Becoming a member of the PC master race isn’t a very cheap proposition, but it’s one that many gamers hold dear in their hearts for one way or another. Whether you are trying to break free from the shackles of console gaming, want to customize your play with mods, or simply need the most bleeding-edge graphical capabilities out there, building your own PC is probably the most economically efficient way to go about this. But where to start, right? We’ve come up with some useful budget-friendly suggestions to help you build your own gaming PC just in time for some of this fall’s biggest titles. If you’ve wondered on what you should add to your PC, or you’re just curious about our suggestions, read on for tips on how to construct a great gaming PC in 2020 and beyond.
Rocking four cores and eight threads, AMD’s Ryzen 3 3300X has a base clock of 3.8GHz and a turbo clock at 4.3GHz alongside an L3 Cache of 16MB, TDP at 65W, and 24 4.0 PCIe 4.0 lanes for pretty much all of the performance you could ever need for most games.
Coming with 1,408 GPU Cores and a base clock of 1,530MHz (Boost Clock at 1,785MHz), the Nvidia GTX 1660 Super’s 5,027 GFLOPS, 6GB GDDR6 memory and 14 Gbps memory clock with a bandwidth of 336 GB/s compliment the AMD Ryzen 3 3300X’s performance well for crisp, clear 1080p gaming capabilities.
Motherboards don’t get enough love when it comes to the press around the latest PC gaming technology, but the Asrock B550M-HDV is not only an excellent all-around board but also adaptable for future upgrades and usage scenarios. In terms of performance, we have a B550 chipset with memory coming in at 2x DIMM, 64GB, DDR4-4733 and one PCIe 4.9 x16 and one PCIe 3.0 x1 expansion slot. For video ports, we’ve got a D-Sub, DVI-D, HDMI and four USB 3.2 Gen 1 and two USB 2.0 outlets. Storage is provided via a M.2, 4x SATA and ethernet network connection.
When it comes to memory, it seems like you can never have enough. On top of that, you can really break the bank – if you don’t know what to look for in hardware. We think the Corsair Vegeance LPX 16GB is probably the best option for most gamers on a budget. As far as the performance goes, we’ve got capacity coming in at 16GB( 2x 8GB) with a speed of 3200MT/s and timings at 16-18-18-36. Power consumption comes in at a decent 1.35V. There is some wiggle room for overclocking and, because of that, we really think this represents one of the best values for the money on the market right now.
A solid-state drive is a must-have for gaming PCs and this option from Intel checks off all of the right boxes with very few issues that could hold it back. That said, the drive does have some issues with slowing down as it nears capacity. Keeping some room available shouldn’t be too hard with 1TB of total storage.
Your power supply helps bring everything to life – literally – but it also potentially limits your options for the future if not chosen properly. For a great middle ground, we think the EVGA GD 500W 80+ Gold is great for most everything you’re going to need your gaming PC to do over the next couple of years. That said, it does limit your expansion options moving forward and you might want to look at something a little more powerful if you plan on making adjustments to your build anytime soon.

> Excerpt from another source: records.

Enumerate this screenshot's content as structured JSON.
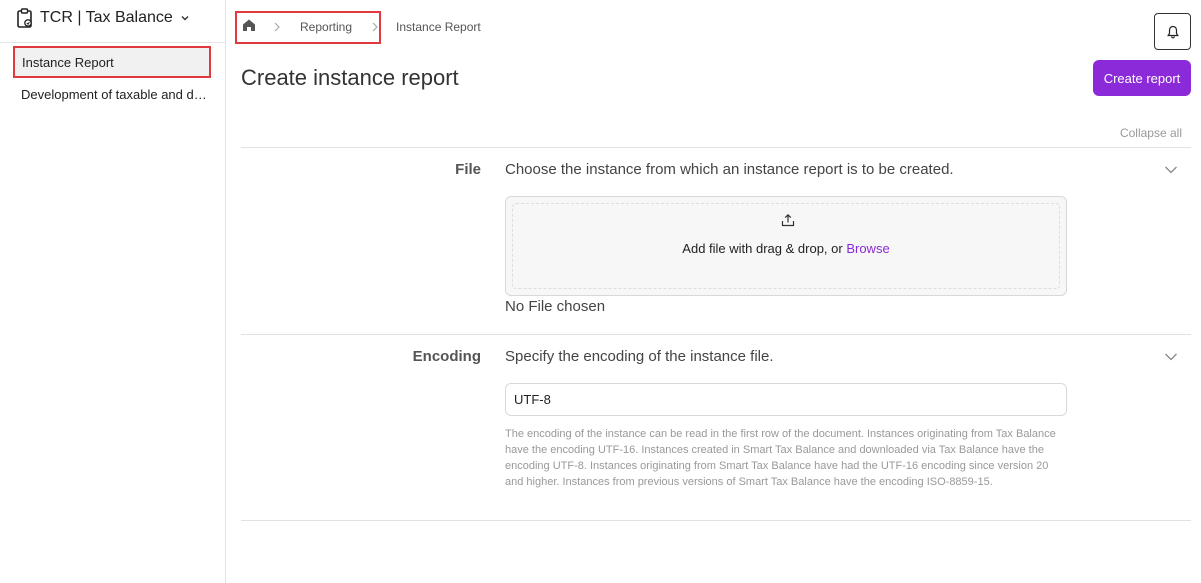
{
  "app": {
    "title": "TCR | Tax Balance"
  },
  "sidebar": {
    "items": [
      {
        "label": "Instance Report",
        "active": true
      },
      {
        "label": "Development of taxable and deductible temporary differences"
      }
    ]
  },
  "breadcrumb": {
    "items": [
      "Reporting",
      "Instance Report"
    ]
  },
  "page": {
    "title": "Create instance report",
    "create_button": "Create report",
    "collapse_all": "Collapse all"
  },
  "sections": {
    "file": {
      "label": "File",
      "description": "Choose the instance from which an instance report is to be created.",
      "dropzone_text": "Add file with drag & drop, or ",
      "browse_label": "Browse",
      "status": "No File chosen"
    },
    "encoding": {
      "label": "Encoding",
      "description": "Specify the encoding of the instance file.",
      "value": "UTF-8",
      "help": "The encoding of the instance can be read in the first row of the document. Instances originating from Tax Balance have the encoding UTF-16. Instances created in Smart Tax Balance and downloaded via Tax Balance have the encoding UTF-8. Instances originating from Smart Tax Balance have had the UTF-16 encoding since version 20 and higher. Instances from previous versions of Smart Tax Balance have the encoding ISO-8859-15."
    }
  },
  "colors": {
    "accent": "#8b2ad8",
    "highlight": "#e0393e"
  },
  "icons": [
    "clipboard-icon",
    "chevron-down-icon",
    "home-icon",
    "chevron-right-icon",
    "bell-icon",
    "upload-icon"
  ]
}
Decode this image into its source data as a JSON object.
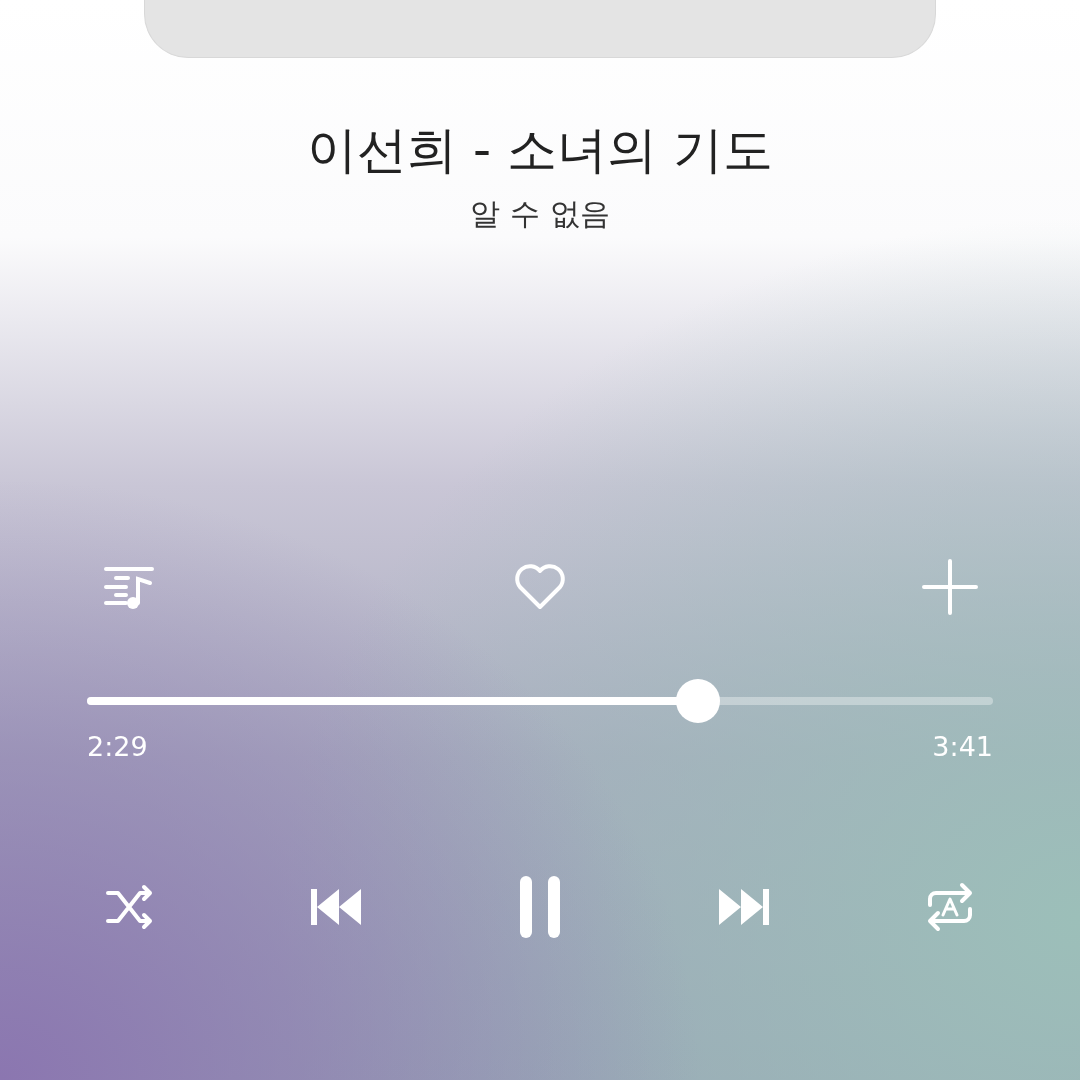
{
  "track": {
    "title": "이선희 - 소녀의 기도",
    "artist": "알 수 없음",
    "liked": false
  },
  "progress": {
    "level": 0.674,
    "elapsed": "2:29",
    "total": "3:41"
  },
  "controls": [
    {
      "kind": "shuffle"
    },
    {
      "kind": "previous"
    },
    {
      "kind": "pause"
    },
    {
      "kind": "next"
    },
    {
      "kind": "repeat"
    }
  ]
}
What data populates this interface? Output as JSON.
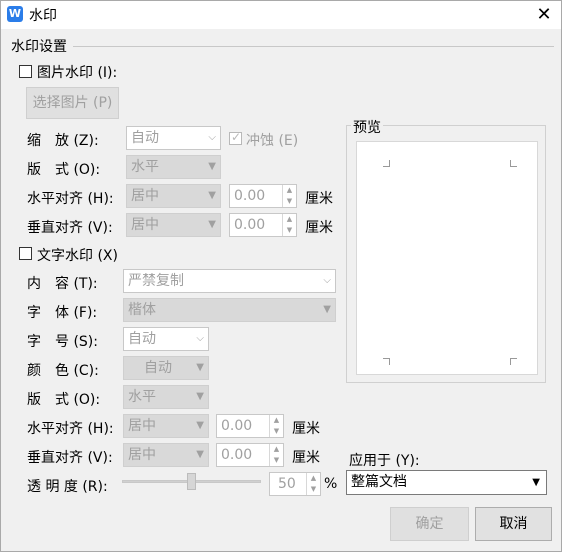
{
  "window": {
    "title": "水印",
    "close_glyph": "✕",
    "app_icon": "W"
  },
  "group_title": "水印设置",
  "picture_watermark": {
    "checkbox_label": "图片水印 (I):",
    "select_button": "选择图片 (P)",
    "scale_label": "缩　放 (Z):",
    "scale_value": "自动",
    "washout_label": "冲蚀 (E)",
    "layout_label": "版　式 (O):",
    "layout_value": "水平",
    "h_align_label": "水平对齐 (H):",
    "h_align_value": "居中",
    "h_offset": "0.00",
    "v_align_label": "垂直对齐 (V):",
    "v_align_value": "居中",
    "v_offset": "0.00",
    "unit": "厘米"
  },
  "text_watermark": {
    "checkbox_label": "文字水印 (X)",
    "content_label": "内　容 (T):",
    "content_value": "严禁复制",
    "font_label": "字　体 (F):",
    "font_value": "楷体",
    "size_label": "字　号 (S):",
    "size_value": "自动",
    "color_label": "颜　色 (C):",
    "color_value": "自动",
    "layout_label": "版　式 (O):",
    "layout_value": "水平",
    "h_align_label": "水平对齐 (H):",
    "h_align_value": "居中",
    "h_offset": "0.00",
    "v_align_label": "垂直对齐 (V):",
    "v_align_value": "居中",
    "v_offset": "0.00",
    "unit": "厘米",
    "transparency_label": "透 明 度 (R):",
    "transparency_value": "50",
    "transparency_unit": "%"
  },
  "preview": {
    "title": "预览"
  },
  "apply_to": {
    "label": "应用于 (Y):",
    "value": "整篇文档"
  },
  "buttons": {
    "ok": "确定",
    "cancel": "取消"
  },
  "colors": {
    "disabled_text": "#a0a0a0",
    "window_bg": "#f0f0f0",
    "title_icon": "#2b7de9"
  }
}
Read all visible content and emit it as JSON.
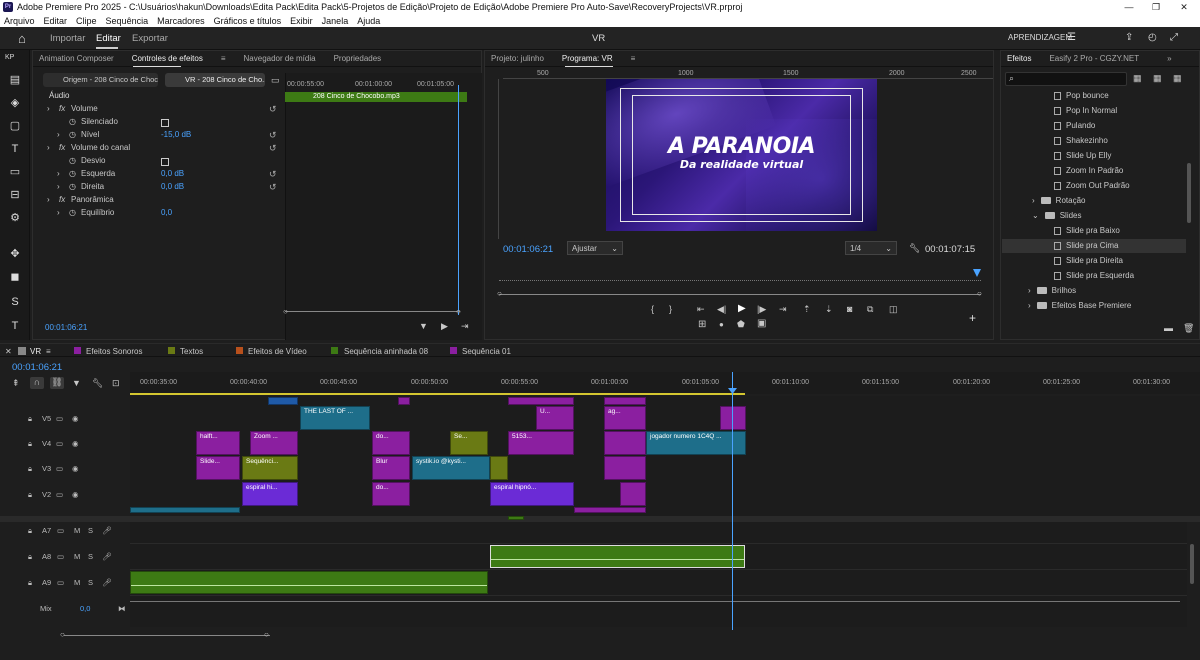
{
  "titlebar": {
    "title": "Adobe Premiere Pro 2025 - C:\\Usuários\\hakun\\Downloads\\Edita Pack\\Edita Pack\\5-Projetos de Edição\\Projeto de Edição\\Adobe Premiere Pro Auto-Save\\RecoveryProjects\\VR.prproj",
    "app_icon": "Pr",
    "minimize": "—",
    "maximize": "❐",
    "close": "✕"
  },
  "menu": [
    "Arquivo",
    "Editar",
    "Clipe",
    "Sequência",
    "Marcadores",
    "Gráficos e títulos",
    "Exibir",
    "Janela",
    "Ajuda"
  ],
  "workspace": {
    "tabs": [
      "Importar",
      "Editar",
      "Exportar"
    ],
    "active_tab": "Editar",
    "center_title": "VR",
    "learning": "APRENDIZAGEM"
  },
  "effect_controls": {
    "tabs": [
      "Animation Composer",
      "Controles de efeitos",
      "Navegador de mídia",
      "Propriedades"
    ],
    "kp": "KP",
    "source_tab": "Origem - 208 Cinco de Choco...",
    "seq_tab": "VR - 208 Cinco de Cho...",
    "section": "Áudio",
    "clip_name": "208 Cinco de Chocobo.mp3",
    "ruler": [
      "00:00:55:00",
      "00:01:00:00",
      "00:01:05:00"
    ],
    "rows": [
      {
        "label": "Volume",
        "type": "fx"
      },
      {
        "label": "Silenciado",
        "type": "checkbox"
      },
      {
        "label": "Nível",
        "value": "-15,0 dB"
      },
      {
        "label": "Volume do canal",
        "type": "fx"
      },
      {
        "label": "Desvio",
        "type": "checkbox"
      },
      {
        "label": "Esquerda",
        "value": "0,0 dB"
      },
      {
        "label": "Direita",
        "value": "0,0 dB"
      },
      {
        "label": "Panorâmica",
        "type": "fx"
      },
      {
        "label": "Equilíbrio",
        "value": "0,0"
      }
    ],
    "timecode": "00:01:06:21"
  },
  "program": {
    "tabs": [
      "Projeto: julinho",
      "Programa: VR"
    ],
    "ruler": [
      "500",
      "1000",
      "1500",
      "2000",
      "2500"
    ],
    "video_title": "A PARANOIA",
    "video_subtitle": "Da realidade virtual",
    "timecode_left": "00:01:06:21",
    "fit": "Ajustar",
    "resolution": "1/4",
    "timecode_right": "00:01:07:15"
  },
  "effects": {
    "tabs": [
      "Efeitos",
      "Easify 2 Pro - CGZY.NET"
    ],
    "items": [
      {
        "label": "Pop bounce",
        "kind": "preset"
      },
      {
        "label": "Pop In Normal",
        "kind": "preset"
      },
      {
        "label": "Pulando",
        "kind": "preset"
      },
      {
        "label": "Shakezinho",
        "kind": "preset"
      },
      {
        "label": "Slide Up Elly",
        "kind": "preset"
      },
      {
        "label": "Zoom In Padrão",
        "kind": "preset"
      },
      {
        "label": "Zoom Out Padrão",
        "kind": "preset"
      },
      {
        "label": "Rotação",
        "kind": "folder"
      },
      {
        "label": "Slides",
        "kind": "folder-open"
      },
      {
        "label": "Slide pra Baixo",
        "kind": "preset"
      },
      {
        "label": "Slide pra Cima",
        "kind": "preset"
      },
      {
        "label": "Slide pra Direita",
        "kind": "preset"
      },
      {
        "label": "Slide pra Esquerda",
        "kind": "preset"
      },
      {
        "label": "Brilhos",
        "kind": "folder"
      },
      {
        "label": "Efeitos Base Premiere",
        "kind": "folder"
      }
    ]
  },
  "timeline": {
    "tabs": [
      {
        "label": "VR",
        "color": "#888888"
      },
      {
        "label": "Efeitos Sonoros",
        "color": "#8b1fa0"
      },
      {
        "label": "Textos",
        "color": "#6a7a14"
      },
      {
        "label": "Efeitos de Vídeo",
        "color": "#b8501c"
      },
      {
        "label": "Sequência aninhada 08",
        "color": "#3d7a14"
      },
      {
        "label": "Sequência 01",
        "color": "#8b1fa0"
      }
    ],
    "timecode": "00:01:06:21",
    "ruler": [
      "00:00:35:00",
      "00:00:40:00",
      "00:00:45:00",
      "00:00:50:00",
      "00:00:55:00",
      "00:01:00:00",
      "00:01:05:00",
      "00:01:10:00",
      "00:01:15:00",
      "00:01:20:00",
      "00:01:25:00",
      "00:01:30:00"
    ],
    "video_tracks": [
      "V5",
      "V4",
      "V3",
      "V2"
    ],
    "audio_tracks": [
      "A7",
      "A8",
      "A9"
    ],
    "mix_label": "Mix",
    "mix_value": "0,0",
    "clips": [
      {
        "label": "THE LAST OF ...",
        "color": "teal"
      },
      {
        "label": "U...",
        "color": "purple"
      },
      {
        "label": "ag...",
        "color": "purple"
      },
      {
        "label": "halft...",
        "color": "purple"
      },
      {
        "label": "Zoom ...",
        "color": "purple"
      },
      {
        "label": "do...",
        "color": "purple"
      },
      {
        "label": "Se...",
        "color": "olive"
      },
      {
        "label": "5153...",
        "color": "purple"
      },
      {
        "label": "jogador numero 1C4Q ...",
        "color": "teal"
      },
      {
        "label": "Slide...",
        "color": "purple"
      },
      {
        "label": "Sequênci...",
        "color": "olive"
      },
      {
        "label": "Blur",
        "color": "purple"
      },
      {
        "label": "systik.io  @kysti...",
        "color": "teal"
      },
      {
        "label": "espiral hi...",
        "color": "violet"
      },
      {
        "label": "do...",
        "color": "purple"
      },
      {
        "label": "espiral hipnó...",
        "color": "violet"
      }
    ]
  }
}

We love the Phanteks P300 ATX Mid Tower Case for its simple yet classic design and ample room for all of hardware listed above. Measuring 450x200x400mm (HxWxD) and weighing 6kg, the Phanteks P300 ATX is a mid-tower with motherboard capability for ATX, Micro-ATX, Mini-ITX and two 3.5″ internal, and two 2.5″ SSD drive bays. Rounding out the tower, we’ve got two USB 3.0 front ports as well as an audio port. To keep your system cool, we’ve got two 120/140mm on the front, two 120/140mm on the top, one 120mm on the rear with a max GPU length of 380mm.
When it comes to audio, the sky is the limit on how much you could spend on your speakers. That said, you could also spend a ton of money on headphones – especially if you want something high quality. In that regard, we can’t help but recommend the Sony WH-1000XM4. Universally considered the best headphones for gaming, this product from Sony cancels out ambient noise from the outside world and totally immerses you in the action. As you can probably already imagine, as a Sony product, it isn’t cheap. In fact, it’s going to set you back close to $300 depending on the retailer. Whether or not that is worth it to you or not depends on your situation but, for that money, there are some pretty competent sound systems out there, too. For cheaper alternatives, the Bose SoundSport Wireless comes in a thin, lightweight form factor while the Jabra Elite Active 75t is often cited as a great all-around set of headphones for gaming and other PC activities. There are more expensive options out there for headphones but we really think you start to have diminishing returns the more expensive a piece of gear gets. One advantage to headphones over speakers is that you can use them on more than just your PC. We recommend that you sit down and budget everything out and go from there since headphones could possibly put you over your budget if you want to go for the top-end models.